EEStor, Inc., the publicly taciturn developer of a promised high-power-density ceramic ultracapacitor (the Energy Storage Unit—EESU), says that it has met critical certified production milestones for the EESU component materials in three areas: particle crystallization, purity, and size. The company said that it expected that meeting these certified materials production milestones will help it meet present and future energy storage goals, as well as production consistency.
According to the company’s initial patent, the EESU is based on high-permittivity CMBT (composition-modified barium titanate) ceramic powder. This powder is double coated with the first coating being aluminum oxide and the second coating calcium magnesium aluminosilicate glass.
The EESU alternates multilayers of nickel electrodes and the high-permittivity powder. The resulting parallel configuration of components has the capability to store electrical energy in the range of 52 kWh, according to the document, with weight for a unit of that capacity in the range of 336 pounds (152 kg).

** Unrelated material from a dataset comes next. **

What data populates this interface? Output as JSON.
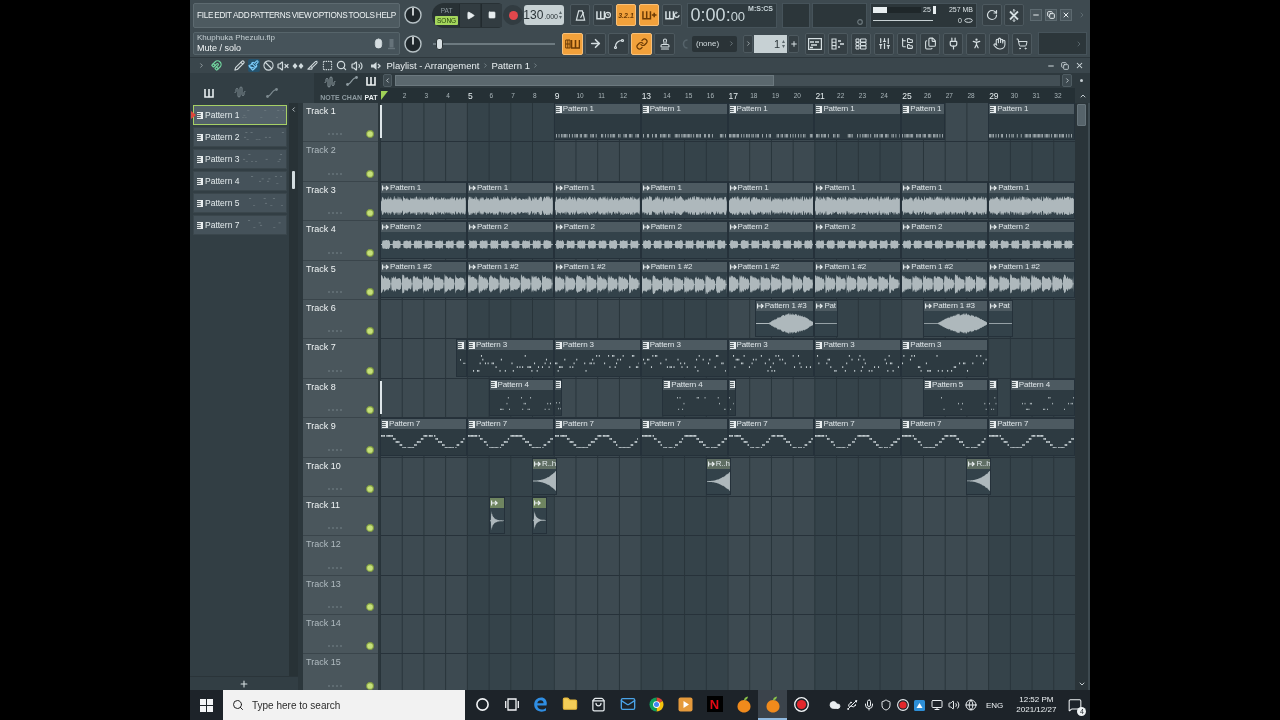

According to EEStor, the EESU will not degrade due to being fully discharged or recharged, and also can be rapidly charged without damaging the material or reducing its life. The cycle time to fully charge a 52 kWh EESU would be in the range of 4 to 6 minutes with sufficient cooling of the power cables and connections.
Edward D. Golla, PhD, Laboratory Director for Texas Research International (acting as an independent agent) certified that EEStor’s test equipment, procedures, and techniques are capable of providing the required testing accuracy for chemicals and powder production processing analyses reflected in the announcement.
Particle Crystallization. EEStor, Inc. has certified the completeness of the powder crystallization of the constituents utilized in producing its CMBT powders—one of its most critical technical milestones. The percent of the constituents crystallized in the CMBT powders ranged from 99.57% to 100.00% with the average being 99.92%. EEStor said that this level of crystallization “provides the path for the possibility” of providing the published energy storage for present products and major advancements in energy storage for future products.
Purity. The purification of the EEStor, Inc. chemicals has been certified by Southwest Research Institute, Inc. (SwRI)—the same chemical analysis company as referenced in EEStor’s press release dated January 17, 2007 (earlier post) which announced two earlier production milestones.
EEStor has now improved its chemical purity to the parts-per-billion range. The aluminum oxide particle coating material purification has been certified to be in the parts-per-trillion level. Achieving these levels of purification are additional major factors in allowing EEStor, Inc. the potential to reach its target working voltage.
EEStor has certification data from outside sources that purified aluminum oxide, in the range that it has certified, can have a voltage breakdown of 1,100 volts per micron. The target working voltage of EEStor’s chemical processes is at 350 volts per micron. This provides the potential for excellent protection from voltage breakdown.
Size. Ian Treviranus of HORIBA Instruments Inc., using that company’s LA-950 particle measurement system, certified that EEStor has achieved their goal of producing powder particles in the range of 1 micron with a very narrow particle size distribution.
EEStor has certification data that indicates achieving powder particle of this size and distribution along with the aluminum oxide particle coating assists the company in meeting the energy storage stabilization over the temperature range of interest for key applications.
Polarization. In its announcement, EEstor also noted that its a flexible matrix concept described in its patents could provide the potential of multiple technical and production advantages. One of the technical advantages indicated is assisting in providing polarization of the ultra capacitors. Polarization along with other proprietary processing steps provides the potential of a polarization saturation voltage the company requires to meet its targets.
(A hat-tip to Marcus!)
US Patent 7,033,406: Electrical-energy-storage unit (EESU) utilizing ceramic and integrated-circuit technologies for replacement of electrochemical batteries (April 25, 2006)